WHAT IS BEING ASKED | Please print the entries exactly, omitting each image.

INPUT DATA |
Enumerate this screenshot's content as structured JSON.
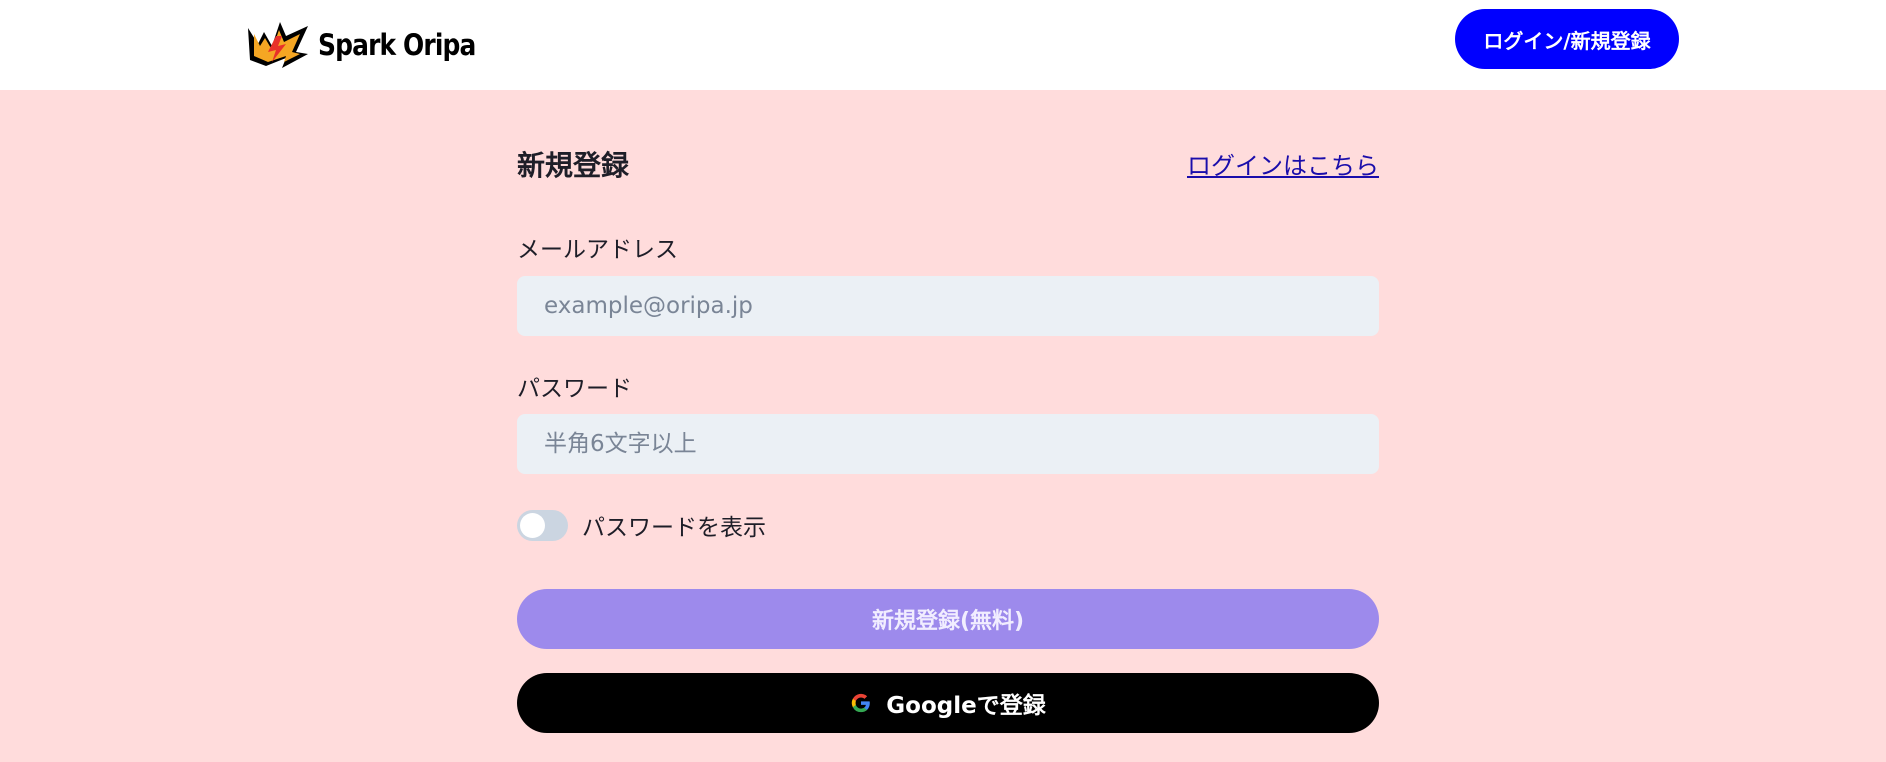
{
  "header": {
    "logo_text": "Spark Oripa",
    "login_register_label": "ログイン/新規登録"
  },
  "form": {
    "title": "新規登録",
    "login_link": "ログインはこちら",
    "email_label": "メールアドレス",
    "email_placeholder": "example@oripa.jp",
    "email_value": "",
    "password_label": "パスワード",
    "password_placeholder": "半角6文字以上",
    "password_value": "",
    "show_password_label": "パスワードを表示",
    "show_password_on": false,
    "register_button": "新規登録(無料)",
    "google_button": "Googleで登録",
    "google_icon": "google-g-icon"
  },
  "colors": {
    "page_bg": "#ffdcdc",
    "header_button": "#0000ff",
    "register_button": "#9d8aec",
    "google_button": "#000000",
    "input_bg": "#ebf0f5"
  }
}
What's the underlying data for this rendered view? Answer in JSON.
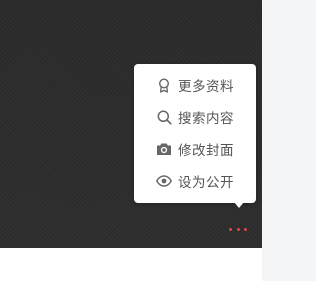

RESPONSE |
Enumerate this screenshot's content as structured JSON.
{
  "header": {
    "logo_text": "Spark Oripa",
    "login_register_label": "ログイン/新規登録"
  },
  "form": {
    "title": "新規登録",
    "login_link": "ログインはこちら",
    "email_label": "メールアドレス",
    "email_placeholder": "example@oripa.jp",
    "email_value": "",
    "password_label": "パスワード",
    "password_placeholder": "半角6文字以上",
    "password_value": "",
    "show_password_label": "パスワードを表示",
    "show_password_on": false,
    "register_button": "新規登録(無料)",
    "google_button": "Googleで登録",
    "google_icon": "google-g-icon"
  },
  "colors": {
    "page_bg": "#ffdcdc",
    "header_button": "#0000ff",
    "register_button": "#9d8aec",
    "google_button": "#000000",
    "input_bg": "#ebf0f5"
  }
}
What's the underlying data for this rendered view? Answer in JSON.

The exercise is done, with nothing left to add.